* Your instructions: Each entry should be written out once more, exactly as given below.

──────────────────────────────

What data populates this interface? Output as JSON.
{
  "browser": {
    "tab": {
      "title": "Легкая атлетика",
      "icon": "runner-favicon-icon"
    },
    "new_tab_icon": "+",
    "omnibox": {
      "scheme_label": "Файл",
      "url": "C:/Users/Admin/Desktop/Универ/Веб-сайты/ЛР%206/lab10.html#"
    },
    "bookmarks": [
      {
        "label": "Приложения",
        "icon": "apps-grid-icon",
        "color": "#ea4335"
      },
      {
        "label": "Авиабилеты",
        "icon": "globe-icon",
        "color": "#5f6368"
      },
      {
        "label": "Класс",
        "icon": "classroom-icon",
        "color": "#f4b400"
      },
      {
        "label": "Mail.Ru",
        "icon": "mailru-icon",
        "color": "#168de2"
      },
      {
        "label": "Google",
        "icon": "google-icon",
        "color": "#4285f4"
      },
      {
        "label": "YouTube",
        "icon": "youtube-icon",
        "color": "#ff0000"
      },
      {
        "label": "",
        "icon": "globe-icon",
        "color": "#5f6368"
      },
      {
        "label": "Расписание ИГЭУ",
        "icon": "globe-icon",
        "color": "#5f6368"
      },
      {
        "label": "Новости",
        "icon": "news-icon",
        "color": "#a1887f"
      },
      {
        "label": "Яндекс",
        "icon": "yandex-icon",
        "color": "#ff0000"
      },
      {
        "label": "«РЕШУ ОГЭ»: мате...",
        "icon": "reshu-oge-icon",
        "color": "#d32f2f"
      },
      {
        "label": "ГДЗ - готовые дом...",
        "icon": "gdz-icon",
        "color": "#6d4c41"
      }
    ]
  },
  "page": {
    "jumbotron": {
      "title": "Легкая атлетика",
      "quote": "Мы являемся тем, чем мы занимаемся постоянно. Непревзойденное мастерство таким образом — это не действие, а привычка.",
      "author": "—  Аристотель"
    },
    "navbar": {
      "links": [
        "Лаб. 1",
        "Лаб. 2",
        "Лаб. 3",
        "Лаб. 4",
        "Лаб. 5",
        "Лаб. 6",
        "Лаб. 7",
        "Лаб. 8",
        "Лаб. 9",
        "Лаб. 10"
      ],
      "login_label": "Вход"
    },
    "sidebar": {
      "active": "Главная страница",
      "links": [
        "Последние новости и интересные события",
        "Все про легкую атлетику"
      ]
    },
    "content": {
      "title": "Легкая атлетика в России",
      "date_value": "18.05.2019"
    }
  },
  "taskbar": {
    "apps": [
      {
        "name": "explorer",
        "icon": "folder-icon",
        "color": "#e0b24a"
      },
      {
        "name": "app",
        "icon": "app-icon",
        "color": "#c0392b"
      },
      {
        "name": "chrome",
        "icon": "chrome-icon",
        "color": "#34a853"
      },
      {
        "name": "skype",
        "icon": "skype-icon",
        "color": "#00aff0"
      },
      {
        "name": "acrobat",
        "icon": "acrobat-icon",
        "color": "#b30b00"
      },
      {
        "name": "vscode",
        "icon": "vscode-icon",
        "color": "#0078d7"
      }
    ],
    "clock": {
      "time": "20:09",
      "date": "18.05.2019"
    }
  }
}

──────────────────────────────

* Finished exercise:
What data populates this interface? Output as JSON.
{
  "browser": {
    "tab": {
      "title": "Легкая атлетика",
      "icon": "runner-favicon-icon"
    },
    "new_tab_icon": "+",
    "omnibox": {
      "scheme_label": "Файл",
      "url": "C:/Users/Admin/Desktop/Универ/Веб-сайты/ЛР%206/lab10.html#"
    },
    "bookmarks": [
      {
        "label": "Приложения",
        "icon": "apps-grid-icon",
        "color": "#ea4335"
      },
      {
        "label": "Авиабилеты",
        "icon": "globe-icon",
        "color": "#5f6368"
      },
      {
        "label": "Класс",
        "icon": "classroom-icon",
        "color": "#f4b400"
      },
      {
        "label": "Mail.Ru",
        "icon": "mailru-icon",
        "color": "#168de2"
      },
      {
        "label": "Google",
        "icon": "google-icon",
        "color": "#4285f4"
      },
      {
        "label": "YouTube",
        "icon": "youtube-icon",
        "color": "#ff0000"
      },
      {
        "label": "",
        "icon": "globe-icon",
        "color": "#5f6368"
      },
      {
        "label": "Расписание ИГЭУ",
        "icon": "globe-icon",
        "color": "#5f6368"
      },
      {
        "label": "Новости",
        "icon": "news-icon",
        "color": "#a1887f"
      },
      {
        "label": "Яндекс",
        "icon": "yandex-icon",
        "color": "#ff0000"
      },
      {
        "label": "«РЕШУ ОГЭ»: мате...",
        "icon": "reshu-oge-icon",
        "color": "#d32f2f"
      },
      {
        "label": "ГДЗ - готовые дом...",
        "icon": "gdz-icon",
        "color": "#6d4c41"
      }
    ]
  },
  "page": {
    "jumbotron": {
      "title": "Легкая атлетика",
      "quote": "Мы являемся тем, чем мы занимаемся постоянно. Непревзойденное мастерство таким образом — это не действие, а привычка.",
      "author": "—  Аристотель"
    },
    "navbar": {
      "links": [
        "Лаб. 1",
        "Лаб. 2",
        "Лаб. 3",
        "Лаб. 4",
        "Лаб. 5",
        "Лаб. 6",
        "Лаб. 7",
        "Лаб. 8",
        "Лаб. 9",
        "Лаб. 10"
      ],
      "login_label": "Вход"
    },
    "sidebar": {
      "active": "Главная страница",
      "links": [
        "Последние новости и интересные события",
        "Все про легкую атлетику"
      ]
    },
    "content": {
      "title": "Легкая атлетика в России",
      "date_value": "18.05.2019"
    }
  },
  "taskbar": {
    "apps": [
      {
        "name": "explorer",
        "icon": "folder-icon",
        "color": "#e0b24a"
      },
      {
        "name": "app",
        "icon": "app-icon",
        "color": "#c0392b"
      },
      {
        "name": "chrome",
        "icon": "chrome-icon",
        "color": "#34a853"
      },
      {
        "name": "skype",
        "icon": "skype-icon",
        "color": "#00aff0"
      },
      {
        "name": "acrobat",
        "icon": "acrobat-icon",
        "color": "#b30b00"
      },
      {
        "name": "vscode",
        "icon": "vscode-icon",
        "color": "#0078d7"
      }
    ],
    "clock": {
      "time": "20:09",
      "date": "18.05.2019"
    }
  }
}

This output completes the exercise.